From here the power of falling water would turn a great wheel and drive the bellows for the blast and power the forge.

The following year after many a long legal argument with the landowners in Larbert the lade was dug out by soldiers hired from Bo’ness.

It was 14 feet wide by about five feet deep and today it is possible to walk from the viaduct along its length past Carronvale House to what remains of the great reservoirs.

Back in the 1760s the lade builders also helped lay the foundations of three reservoirs, the earliest of which, the Furnace Pool was completed in 1761.

A few years later the larger Forge Dam known later as the “small dam” was in use and the system was completed in 1775 with the filling of the great 30 acre Wester or Large Dam which is the one we all remember seeing from the road.

It was shaped a bit like an ear and was relatively shallow at about three feet while the Forge Dam was three times deeper.

The dams were separated by raised paths which allowed some of the leading men of Carron over the years to stroll along from their fine houses like Carrongrange, Mount Carron or Carron Park to see what the workers were up to in their absence!

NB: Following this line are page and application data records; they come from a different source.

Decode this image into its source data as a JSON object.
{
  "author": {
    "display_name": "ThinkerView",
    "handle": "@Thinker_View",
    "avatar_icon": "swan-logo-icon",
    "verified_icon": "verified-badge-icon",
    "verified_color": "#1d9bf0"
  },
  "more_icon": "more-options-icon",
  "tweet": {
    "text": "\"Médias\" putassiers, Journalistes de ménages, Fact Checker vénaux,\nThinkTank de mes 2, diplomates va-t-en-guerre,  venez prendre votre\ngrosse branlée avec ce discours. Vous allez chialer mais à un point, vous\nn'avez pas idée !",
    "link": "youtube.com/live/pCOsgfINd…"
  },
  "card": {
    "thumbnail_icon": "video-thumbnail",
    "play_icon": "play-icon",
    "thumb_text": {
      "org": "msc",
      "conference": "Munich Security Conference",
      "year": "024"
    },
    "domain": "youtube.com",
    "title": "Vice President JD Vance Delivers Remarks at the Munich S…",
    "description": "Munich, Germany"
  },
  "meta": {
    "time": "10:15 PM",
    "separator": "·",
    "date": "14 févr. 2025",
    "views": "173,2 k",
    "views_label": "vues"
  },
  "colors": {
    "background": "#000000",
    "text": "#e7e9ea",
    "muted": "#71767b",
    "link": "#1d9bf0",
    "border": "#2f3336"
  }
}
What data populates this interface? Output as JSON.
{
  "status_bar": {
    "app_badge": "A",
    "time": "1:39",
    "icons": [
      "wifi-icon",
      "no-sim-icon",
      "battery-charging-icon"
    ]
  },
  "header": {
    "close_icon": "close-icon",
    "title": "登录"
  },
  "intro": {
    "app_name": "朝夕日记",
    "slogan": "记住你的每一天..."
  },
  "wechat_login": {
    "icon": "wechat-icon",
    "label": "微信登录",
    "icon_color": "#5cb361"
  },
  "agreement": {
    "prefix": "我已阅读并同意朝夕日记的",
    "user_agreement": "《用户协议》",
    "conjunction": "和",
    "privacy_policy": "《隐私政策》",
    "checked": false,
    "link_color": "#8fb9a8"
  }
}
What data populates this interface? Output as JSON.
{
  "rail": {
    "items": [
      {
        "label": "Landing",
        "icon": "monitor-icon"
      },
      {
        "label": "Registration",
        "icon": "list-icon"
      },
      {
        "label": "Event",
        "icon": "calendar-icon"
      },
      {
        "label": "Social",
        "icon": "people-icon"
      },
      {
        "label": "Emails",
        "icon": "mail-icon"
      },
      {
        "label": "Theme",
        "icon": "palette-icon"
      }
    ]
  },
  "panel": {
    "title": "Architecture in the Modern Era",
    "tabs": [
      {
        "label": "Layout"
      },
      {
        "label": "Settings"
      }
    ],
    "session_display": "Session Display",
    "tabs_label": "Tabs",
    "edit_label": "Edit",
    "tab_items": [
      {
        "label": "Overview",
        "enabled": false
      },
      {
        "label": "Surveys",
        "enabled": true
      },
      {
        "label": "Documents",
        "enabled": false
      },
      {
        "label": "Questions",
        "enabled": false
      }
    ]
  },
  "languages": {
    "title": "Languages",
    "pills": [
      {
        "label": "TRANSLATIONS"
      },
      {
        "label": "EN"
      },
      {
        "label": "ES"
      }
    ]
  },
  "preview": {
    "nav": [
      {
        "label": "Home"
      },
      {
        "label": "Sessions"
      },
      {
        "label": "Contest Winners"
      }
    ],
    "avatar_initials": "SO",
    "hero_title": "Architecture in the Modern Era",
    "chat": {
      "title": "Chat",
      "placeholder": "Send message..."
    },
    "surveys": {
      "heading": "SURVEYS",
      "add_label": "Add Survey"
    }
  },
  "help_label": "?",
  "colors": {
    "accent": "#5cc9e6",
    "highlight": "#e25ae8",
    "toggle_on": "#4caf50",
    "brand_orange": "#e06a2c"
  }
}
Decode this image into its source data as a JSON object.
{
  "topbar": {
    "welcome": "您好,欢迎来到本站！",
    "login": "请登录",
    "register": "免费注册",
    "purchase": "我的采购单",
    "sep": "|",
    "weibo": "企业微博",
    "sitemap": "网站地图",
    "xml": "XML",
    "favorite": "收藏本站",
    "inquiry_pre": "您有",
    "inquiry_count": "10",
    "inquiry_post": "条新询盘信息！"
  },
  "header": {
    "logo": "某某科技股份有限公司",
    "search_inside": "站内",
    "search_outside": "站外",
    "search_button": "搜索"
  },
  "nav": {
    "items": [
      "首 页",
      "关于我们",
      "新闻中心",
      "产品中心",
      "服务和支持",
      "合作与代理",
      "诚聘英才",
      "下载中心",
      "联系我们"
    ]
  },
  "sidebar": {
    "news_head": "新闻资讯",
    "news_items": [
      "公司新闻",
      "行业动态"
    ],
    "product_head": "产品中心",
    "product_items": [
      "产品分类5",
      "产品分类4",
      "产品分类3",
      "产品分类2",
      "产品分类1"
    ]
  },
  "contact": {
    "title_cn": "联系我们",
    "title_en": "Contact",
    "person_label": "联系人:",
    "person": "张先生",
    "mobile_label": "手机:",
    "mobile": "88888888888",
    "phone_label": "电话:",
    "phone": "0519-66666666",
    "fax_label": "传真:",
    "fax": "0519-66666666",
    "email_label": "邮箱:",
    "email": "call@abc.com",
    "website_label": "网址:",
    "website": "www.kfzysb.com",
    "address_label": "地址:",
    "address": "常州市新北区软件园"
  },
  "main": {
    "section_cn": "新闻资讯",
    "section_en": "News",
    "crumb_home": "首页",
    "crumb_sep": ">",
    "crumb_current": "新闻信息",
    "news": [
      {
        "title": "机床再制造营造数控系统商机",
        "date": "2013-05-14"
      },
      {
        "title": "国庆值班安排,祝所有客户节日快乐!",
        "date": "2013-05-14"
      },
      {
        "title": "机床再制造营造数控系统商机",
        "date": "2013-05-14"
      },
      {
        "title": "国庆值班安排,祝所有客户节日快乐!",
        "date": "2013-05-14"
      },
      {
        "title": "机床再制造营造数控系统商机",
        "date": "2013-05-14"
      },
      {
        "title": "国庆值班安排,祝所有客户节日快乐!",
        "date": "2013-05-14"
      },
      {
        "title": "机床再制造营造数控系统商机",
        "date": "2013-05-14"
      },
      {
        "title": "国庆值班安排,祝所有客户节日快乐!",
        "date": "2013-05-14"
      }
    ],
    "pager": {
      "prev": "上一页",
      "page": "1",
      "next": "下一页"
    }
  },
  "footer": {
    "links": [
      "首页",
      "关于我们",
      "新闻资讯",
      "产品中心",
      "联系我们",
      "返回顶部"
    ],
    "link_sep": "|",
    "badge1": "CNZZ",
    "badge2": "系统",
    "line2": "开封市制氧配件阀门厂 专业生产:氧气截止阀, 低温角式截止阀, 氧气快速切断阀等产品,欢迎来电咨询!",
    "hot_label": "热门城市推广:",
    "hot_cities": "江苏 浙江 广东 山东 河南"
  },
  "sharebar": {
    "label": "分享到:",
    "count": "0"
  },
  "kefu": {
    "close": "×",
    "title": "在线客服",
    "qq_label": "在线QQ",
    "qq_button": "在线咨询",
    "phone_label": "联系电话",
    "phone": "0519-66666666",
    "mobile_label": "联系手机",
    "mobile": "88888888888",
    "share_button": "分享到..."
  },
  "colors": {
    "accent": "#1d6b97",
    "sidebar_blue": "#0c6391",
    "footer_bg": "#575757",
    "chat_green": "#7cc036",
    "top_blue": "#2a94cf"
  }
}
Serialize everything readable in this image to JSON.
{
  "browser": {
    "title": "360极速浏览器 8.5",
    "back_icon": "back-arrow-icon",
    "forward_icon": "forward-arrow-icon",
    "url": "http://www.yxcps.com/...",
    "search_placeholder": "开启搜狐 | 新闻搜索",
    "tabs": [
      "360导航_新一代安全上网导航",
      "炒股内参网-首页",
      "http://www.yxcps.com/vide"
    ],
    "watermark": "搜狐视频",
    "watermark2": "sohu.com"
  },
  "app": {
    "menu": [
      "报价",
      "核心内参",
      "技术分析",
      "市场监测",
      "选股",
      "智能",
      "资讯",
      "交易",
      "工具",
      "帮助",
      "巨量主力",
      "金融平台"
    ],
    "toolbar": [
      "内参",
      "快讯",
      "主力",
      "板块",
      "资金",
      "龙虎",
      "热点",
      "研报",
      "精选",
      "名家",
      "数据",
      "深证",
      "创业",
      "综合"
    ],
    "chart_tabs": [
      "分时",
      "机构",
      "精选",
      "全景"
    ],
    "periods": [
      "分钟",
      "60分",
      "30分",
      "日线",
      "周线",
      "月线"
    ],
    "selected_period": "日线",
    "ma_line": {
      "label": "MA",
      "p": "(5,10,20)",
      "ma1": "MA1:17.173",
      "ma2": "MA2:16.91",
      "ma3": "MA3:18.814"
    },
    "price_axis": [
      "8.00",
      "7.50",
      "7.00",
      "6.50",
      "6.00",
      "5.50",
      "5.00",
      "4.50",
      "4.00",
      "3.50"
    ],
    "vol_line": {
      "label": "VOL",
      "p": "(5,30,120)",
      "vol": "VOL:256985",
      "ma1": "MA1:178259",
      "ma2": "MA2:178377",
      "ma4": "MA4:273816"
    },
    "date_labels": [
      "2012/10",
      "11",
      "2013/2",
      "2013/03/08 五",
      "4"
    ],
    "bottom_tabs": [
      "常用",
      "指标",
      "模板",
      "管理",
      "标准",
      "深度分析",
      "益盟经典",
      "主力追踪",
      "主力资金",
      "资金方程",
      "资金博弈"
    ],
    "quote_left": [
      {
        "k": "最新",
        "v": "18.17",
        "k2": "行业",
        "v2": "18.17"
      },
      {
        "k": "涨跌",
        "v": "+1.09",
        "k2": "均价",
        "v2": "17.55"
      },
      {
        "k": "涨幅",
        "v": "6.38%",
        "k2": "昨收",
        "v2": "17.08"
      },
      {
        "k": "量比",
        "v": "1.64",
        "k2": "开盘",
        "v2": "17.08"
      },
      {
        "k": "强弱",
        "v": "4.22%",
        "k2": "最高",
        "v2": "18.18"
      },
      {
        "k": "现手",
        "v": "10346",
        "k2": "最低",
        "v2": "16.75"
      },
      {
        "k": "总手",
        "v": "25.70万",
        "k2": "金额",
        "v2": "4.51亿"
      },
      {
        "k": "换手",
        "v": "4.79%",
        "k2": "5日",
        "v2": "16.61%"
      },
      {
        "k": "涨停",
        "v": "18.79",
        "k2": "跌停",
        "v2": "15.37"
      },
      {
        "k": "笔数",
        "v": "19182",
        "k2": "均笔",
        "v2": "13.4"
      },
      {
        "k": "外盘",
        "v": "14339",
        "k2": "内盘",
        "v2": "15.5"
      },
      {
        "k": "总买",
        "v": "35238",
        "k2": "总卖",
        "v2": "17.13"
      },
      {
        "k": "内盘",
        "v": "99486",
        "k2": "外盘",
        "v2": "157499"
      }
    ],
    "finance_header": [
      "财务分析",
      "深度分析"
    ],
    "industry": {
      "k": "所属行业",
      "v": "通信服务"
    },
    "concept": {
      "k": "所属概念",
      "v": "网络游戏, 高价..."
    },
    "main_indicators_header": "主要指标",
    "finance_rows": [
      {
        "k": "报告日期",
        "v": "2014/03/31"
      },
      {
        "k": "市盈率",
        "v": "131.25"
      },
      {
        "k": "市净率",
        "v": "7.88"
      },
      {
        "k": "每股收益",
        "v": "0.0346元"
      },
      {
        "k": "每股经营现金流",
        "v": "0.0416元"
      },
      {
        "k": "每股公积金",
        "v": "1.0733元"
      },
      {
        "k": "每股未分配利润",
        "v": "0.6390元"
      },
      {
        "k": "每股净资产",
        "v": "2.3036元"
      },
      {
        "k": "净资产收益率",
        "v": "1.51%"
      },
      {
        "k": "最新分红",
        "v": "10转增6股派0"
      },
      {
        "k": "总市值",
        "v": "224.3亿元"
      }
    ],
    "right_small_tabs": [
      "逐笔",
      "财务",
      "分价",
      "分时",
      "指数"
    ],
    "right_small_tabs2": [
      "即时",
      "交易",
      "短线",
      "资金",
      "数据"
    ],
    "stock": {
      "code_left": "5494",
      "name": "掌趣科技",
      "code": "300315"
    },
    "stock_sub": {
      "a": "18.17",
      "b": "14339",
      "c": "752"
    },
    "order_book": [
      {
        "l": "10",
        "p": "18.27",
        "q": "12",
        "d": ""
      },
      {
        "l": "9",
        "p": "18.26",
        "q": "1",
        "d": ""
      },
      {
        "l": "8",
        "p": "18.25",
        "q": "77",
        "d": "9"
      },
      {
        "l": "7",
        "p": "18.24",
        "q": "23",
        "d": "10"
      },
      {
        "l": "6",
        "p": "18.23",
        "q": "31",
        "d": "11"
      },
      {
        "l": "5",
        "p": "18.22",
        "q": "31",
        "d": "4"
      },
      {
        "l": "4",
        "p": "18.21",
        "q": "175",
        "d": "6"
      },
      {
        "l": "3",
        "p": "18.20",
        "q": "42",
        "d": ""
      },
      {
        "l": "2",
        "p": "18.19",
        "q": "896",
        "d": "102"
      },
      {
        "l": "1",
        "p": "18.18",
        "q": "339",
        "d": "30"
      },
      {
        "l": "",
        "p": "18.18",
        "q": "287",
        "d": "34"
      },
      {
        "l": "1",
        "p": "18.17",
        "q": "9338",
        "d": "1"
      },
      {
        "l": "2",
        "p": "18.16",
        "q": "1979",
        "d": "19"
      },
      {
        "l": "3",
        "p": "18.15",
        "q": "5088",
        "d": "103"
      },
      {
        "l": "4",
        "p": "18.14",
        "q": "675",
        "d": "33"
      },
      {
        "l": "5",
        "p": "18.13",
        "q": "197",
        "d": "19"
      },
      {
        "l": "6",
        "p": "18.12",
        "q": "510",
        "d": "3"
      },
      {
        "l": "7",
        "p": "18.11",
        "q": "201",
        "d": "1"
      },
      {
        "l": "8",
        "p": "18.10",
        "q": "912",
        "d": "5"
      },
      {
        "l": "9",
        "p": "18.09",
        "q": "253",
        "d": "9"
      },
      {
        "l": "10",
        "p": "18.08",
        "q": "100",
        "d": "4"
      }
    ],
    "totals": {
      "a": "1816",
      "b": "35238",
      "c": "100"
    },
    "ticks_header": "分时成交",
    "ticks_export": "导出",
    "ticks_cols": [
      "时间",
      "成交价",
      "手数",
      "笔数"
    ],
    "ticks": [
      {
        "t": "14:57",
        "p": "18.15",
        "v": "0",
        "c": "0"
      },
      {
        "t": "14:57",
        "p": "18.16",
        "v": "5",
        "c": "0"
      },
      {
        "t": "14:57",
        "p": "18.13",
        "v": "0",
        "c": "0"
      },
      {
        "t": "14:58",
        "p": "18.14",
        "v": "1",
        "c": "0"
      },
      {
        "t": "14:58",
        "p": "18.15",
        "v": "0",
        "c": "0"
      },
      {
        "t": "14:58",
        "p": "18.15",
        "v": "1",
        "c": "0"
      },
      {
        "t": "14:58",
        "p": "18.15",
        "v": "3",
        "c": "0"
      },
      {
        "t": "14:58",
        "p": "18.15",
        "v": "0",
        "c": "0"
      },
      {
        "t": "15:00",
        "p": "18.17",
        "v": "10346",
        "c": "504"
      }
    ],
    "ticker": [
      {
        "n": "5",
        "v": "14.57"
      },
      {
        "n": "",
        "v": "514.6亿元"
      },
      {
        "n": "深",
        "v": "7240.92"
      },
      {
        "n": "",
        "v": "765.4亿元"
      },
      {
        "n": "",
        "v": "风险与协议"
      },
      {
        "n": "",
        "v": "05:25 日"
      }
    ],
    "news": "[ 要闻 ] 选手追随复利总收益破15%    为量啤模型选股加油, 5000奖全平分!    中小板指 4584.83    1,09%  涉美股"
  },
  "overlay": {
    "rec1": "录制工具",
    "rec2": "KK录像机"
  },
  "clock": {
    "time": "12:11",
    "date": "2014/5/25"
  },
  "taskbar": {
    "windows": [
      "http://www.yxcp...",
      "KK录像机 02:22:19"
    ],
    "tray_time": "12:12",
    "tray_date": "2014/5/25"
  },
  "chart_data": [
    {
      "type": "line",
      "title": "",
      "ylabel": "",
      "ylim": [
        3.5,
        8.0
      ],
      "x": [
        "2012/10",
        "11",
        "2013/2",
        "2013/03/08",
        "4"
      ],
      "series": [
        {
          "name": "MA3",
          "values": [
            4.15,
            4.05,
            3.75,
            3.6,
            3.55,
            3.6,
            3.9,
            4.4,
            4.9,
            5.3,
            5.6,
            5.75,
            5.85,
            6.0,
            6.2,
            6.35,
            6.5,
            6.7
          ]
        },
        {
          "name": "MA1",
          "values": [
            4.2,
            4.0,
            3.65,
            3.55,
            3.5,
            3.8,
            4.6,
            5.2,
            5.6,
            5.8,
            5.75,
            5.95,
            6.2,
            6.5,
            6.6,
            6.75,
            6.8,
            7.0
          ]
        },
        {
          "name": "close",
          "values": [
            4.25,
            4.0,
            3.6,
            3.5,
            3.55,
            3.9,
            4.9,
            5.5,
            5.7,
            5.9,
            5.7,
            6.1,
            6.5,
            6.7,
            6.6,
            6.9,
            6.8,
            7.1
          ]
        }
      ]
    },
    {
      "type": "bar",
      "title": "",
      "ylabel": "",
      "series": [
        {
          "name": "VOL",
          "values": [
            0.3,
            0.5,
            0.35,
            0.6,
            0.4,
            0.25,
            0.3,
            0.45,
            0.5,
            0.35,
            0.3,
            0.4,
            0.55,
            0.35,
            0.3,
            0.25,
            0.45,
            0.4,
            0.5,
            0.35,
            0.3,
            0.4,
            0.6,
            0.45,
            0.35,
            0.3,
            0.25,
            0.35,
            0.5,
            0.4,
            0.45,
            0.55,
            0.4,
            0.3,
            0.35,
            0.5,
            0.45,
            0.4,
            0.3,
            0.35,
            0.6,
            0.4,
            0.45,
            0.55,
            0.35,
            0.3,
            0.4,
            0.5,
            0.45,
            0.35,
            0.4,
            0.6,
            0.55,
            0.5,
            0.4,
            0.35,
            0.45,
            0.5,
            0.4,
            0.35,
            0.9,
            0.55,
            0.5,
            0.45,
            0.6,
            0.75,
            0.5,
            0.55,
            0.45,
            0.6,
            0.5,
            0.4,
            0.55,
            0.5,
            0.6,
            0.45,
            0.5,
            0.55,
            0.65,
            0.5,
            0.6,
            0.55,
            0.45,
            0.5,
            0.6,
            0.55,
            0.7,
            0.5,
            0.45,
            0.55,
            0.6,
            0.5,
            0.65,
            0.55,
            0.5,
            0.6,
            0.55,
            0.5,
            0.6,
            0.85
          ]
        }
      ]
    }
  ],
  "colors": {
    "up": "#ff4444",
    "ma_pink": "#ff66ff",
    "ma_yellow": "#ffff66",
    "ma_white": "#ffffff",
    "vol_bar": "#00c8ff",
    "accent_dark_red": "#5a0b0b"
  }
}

The public were discouraged from using the reservoirs for fishing or swimming but that didn’t stop local people chancing their arms or indeed prevent the Manager for Carron, Eric Leaver, in the 1950s, sailing his little boat among the famous swans.

Even after the arrival of steam power in the late 18th century the works continued to depend on water supplies for a number of other purposes.

The original Furnace Pool was removed in stages but the other two survived right through until the company closed in 1980.

Much of the water was removed and nature was allowed to reclaim the space.

Today it is a nature reserve with many interesting species of plants and animals and also home to a nature trail which tells the story of the works and the dams.

Children from the local schools have played a big part in creating this fascinating space which is reminds us of the great days when water powered Falkirk’s industrial revolution.